**Exercise**
Everything in the listing below except the pictures should be reproduced exactly.
=== Source data ===
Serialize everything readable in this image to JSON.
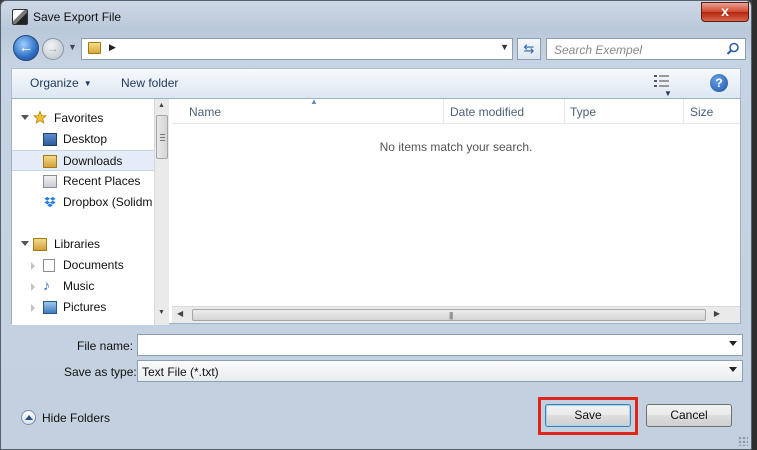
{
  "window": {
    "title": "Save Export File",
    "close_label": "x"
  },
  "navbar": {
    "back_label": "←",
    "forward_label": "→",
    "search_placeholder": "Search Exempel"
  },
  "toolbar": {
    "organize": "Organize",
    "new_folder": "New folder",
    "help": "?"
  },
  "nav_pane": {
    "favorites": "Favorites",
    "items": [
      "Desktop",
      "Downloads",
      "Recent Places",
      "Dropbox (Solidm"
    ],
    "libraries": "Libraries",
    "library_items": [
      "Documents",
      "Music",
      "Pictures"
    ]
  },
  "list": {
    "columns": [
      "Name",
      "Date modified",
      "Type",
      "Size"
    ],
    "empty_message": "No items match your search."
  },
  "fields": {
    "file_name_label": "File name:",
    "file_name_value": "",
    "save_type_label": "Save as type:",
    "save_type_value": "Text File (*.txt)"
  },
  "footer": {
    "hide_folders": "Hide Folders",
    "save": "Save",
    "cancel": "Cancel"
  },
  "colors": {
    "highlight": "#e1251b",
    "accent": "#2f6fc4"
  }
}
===
**Written solution**
Serialize everything readable in this image to JSON.
{
  "window": {
    "title": "Save Export File",
    "close_label": "x"
  },
  "navbar": {
    "back_label": "←",
    "forward_label": "→",
    "search_placeholder": "Search Exempel"
  },
  "toolbar": {
    "organize": "Organize",
    "new_folder": "New folder",
    "help": "?"
  },
  "nav_pane": {
    "favorites": "Favorites",
    "items": [
      "Desktop",
      "Downloads",
      "Recent Places",
      "Dropbox (Solidm"
    ],
    "libraries": "Libraries",
    "library_items": [
      "Documents",
      "Music",
      "Pictures"
    ]
  },
  "list": {
    "columns": [
      "Name",
      "Date modified",
      "Type",
      "Size"
    ],
    "empty_message": "No items match your search."
  },
  "fields": {
    "file_name_label": "File name:",
    "file_name_value": "",
    "save_type_label": "Save as type:",
    "save_type_value": "Text File (*.txt)"
  },
  "footer": {
    "hide_folders": "Hide Folders",
    "save": "Save",
    "cancel": "Cancel"
  },
  "colors": {
    "highlight": "#e1251b",
    "accent": "#2f6fc4"
  }
}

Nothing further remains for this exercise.